Social sharing

If it’s good enough to be read, is it good enough for someone to recommend it to a friend? Is it useful to others? Will it make our website visitors look good in the eyes of those who receive the share? Have you made it easy for people to share the content – by including sharing widgets for common social media platforms? Our goal here is to think about the content’s value to a wider audience – to create something that someone will feel is useful to others. The content-creation challenge: will people want to share this?


There are lots of reasons why content gets shared – and, let’s face it, some of them are trite. Creating funny videos with cats may well get you likes and shares – but that’s about it. Content strategies which are based on likes and shares only really work for those who are using likes, shares and hits for income. That’s why you see lots of click-bait websites littered with advertisements. Our content needs to go a step further. It needs to change people from being viewers into enquirers. Now, let’s keep firmly in mind that content marketing is a long-term game that’s usually undermined by throwing in the hard sell. Therefore, we don’t expect every piece of content to have a call-to-action or to generate an enquiry. But we do expect it to contribute to an overall strategy which encourages people to interact. The content-creation challenge: will this help me take a step towards customer engagement?
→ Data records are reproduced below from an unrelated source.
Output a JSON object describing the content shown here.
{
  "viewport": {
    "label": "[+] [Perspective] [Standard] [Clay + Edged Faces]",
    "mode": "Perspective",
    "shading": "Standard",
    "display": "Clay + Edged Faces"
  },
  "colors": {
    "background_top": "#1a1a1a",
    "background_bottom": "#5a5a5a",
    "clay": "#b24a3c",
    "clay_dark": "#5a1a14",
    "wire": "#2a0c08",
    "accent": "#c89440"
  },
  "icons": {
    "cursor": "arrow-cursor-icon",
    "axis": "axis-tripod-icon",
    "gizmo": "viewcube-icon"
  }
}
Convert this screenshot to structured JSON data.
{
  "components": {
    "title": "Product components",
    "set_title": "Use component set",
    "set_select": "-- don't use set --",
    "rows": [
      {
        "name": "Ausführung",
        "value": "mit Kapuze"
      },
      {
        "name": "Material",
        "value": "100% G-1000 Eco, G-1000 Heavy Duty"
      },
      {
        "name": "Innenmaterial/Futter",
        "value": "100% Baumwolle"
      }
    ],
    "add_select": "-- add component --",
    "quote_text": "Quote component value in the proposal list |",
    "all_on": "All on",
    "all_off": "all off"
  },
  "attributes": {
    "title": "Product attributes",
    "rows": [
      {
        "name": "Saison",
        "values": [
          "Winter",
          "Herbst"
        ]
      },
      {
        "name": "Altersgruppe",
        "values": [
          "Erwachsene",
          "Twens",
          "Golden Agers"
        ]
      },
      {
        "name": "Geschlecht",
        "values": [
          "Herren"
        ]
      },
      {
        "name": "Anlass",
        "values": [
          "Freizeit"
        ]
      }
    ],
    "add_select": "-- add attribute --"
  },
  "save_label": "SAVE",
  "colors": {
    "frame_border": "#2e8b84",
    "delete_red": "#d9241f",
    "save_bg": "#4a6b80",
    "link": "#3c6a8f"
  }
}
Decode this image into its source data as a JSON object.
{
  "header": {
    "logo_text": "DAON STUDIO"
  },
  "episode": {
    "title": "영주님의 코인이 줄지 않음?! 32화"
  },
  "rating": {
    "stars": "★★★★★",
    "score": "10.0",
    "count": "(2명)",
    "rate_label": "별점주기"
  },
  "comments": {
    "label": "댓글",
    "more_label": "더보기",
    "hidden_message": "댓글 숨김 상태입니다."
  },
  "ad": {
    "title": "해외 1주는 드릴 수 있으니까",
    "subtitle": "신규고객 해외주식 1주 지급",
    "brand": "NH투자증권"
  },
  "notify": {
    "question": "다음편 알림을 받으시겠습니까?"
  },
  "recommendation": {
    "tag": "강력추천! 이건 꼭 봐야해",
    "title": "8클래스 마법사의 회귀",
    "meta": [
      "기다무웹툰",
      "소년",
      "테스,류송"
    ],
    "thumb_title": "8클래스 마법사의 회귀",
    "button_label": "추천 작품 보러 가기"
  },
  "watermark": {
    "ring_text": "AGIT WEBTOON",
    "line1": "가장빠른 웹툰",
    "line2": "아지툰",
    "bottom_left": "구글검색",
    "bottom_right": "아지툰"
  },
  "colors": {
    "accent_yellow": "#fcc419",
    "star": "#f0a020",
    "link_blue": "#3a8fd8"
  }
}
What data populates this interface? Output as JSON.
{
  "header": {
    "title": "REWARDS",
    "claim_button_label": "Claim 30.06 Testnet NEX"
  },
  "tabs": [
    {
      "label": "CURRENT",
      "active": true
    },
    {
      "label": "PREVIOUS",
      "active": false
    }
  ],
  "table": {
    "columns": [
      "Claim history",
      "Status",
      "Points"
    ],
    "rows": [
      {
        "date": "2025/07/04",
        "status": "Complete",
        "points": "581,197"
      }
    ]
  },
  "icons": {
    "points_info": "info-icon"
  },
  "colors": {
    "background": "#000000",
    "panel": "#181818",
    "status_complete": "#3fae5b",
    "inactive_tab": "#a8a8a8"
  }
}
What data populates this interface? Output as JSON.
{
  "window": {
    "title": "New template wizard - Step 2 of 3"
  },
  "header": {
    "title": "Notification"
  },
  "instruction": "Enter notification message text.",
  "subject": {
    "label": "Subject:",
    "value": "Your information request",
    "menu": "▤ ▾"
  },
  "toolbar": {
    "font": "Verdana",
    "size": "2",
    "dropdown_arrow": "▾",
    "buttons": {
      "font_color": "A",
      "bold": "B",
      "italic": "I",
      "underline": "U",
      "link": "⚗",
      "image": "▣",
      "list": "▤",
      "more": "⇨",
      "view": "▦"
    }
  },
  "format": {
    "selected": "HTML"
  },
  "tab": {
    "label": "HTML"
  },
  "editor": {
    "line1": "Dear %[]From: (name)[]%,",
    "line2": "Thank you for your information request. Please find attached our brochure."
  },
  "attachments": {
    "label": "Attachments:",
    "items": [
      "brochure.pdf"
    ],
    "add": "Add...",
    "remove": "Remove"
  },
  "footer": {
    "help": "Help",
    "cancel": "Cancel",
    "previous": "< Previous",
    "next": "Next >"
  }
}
Ah yes. The reason we’re here. A key difference between content marketing and traditional marketing is that content marketing builds towards a relationship which encourages people to become customers; whereas traditional marketing seeks a conversion at almost every turn. We’re out to create long-term customers, not generate one-off sales. We want people to think of us when they’re ready to buy, because we've been helping them when they’re not. But at the end of the day, it’s the sale that counts. So, does your content support your business proposition, its products and services? Can people move easily from that content to make an enquiry? As with the previous step, this isn’t about a call-to-action or closing the sale. It’s about ensuring that visitors are aware of what you do and how you can help them. Let them make the buying choice. The content-creation challenge: can we lead people towards thinking about buying, without using a call-to-action?

There you go – five things to think about when creating content. Interestingly, you can see that lazy content marketing focuses on one of these elements, rather than all of them – perhaps creating stuff that’s great for sharing, but has no purpose. The other thing to think about is that if you get this formula right, you don’t have to worry about search optimisation much – people will find it, people will share it and it will contribute to your overall strategy.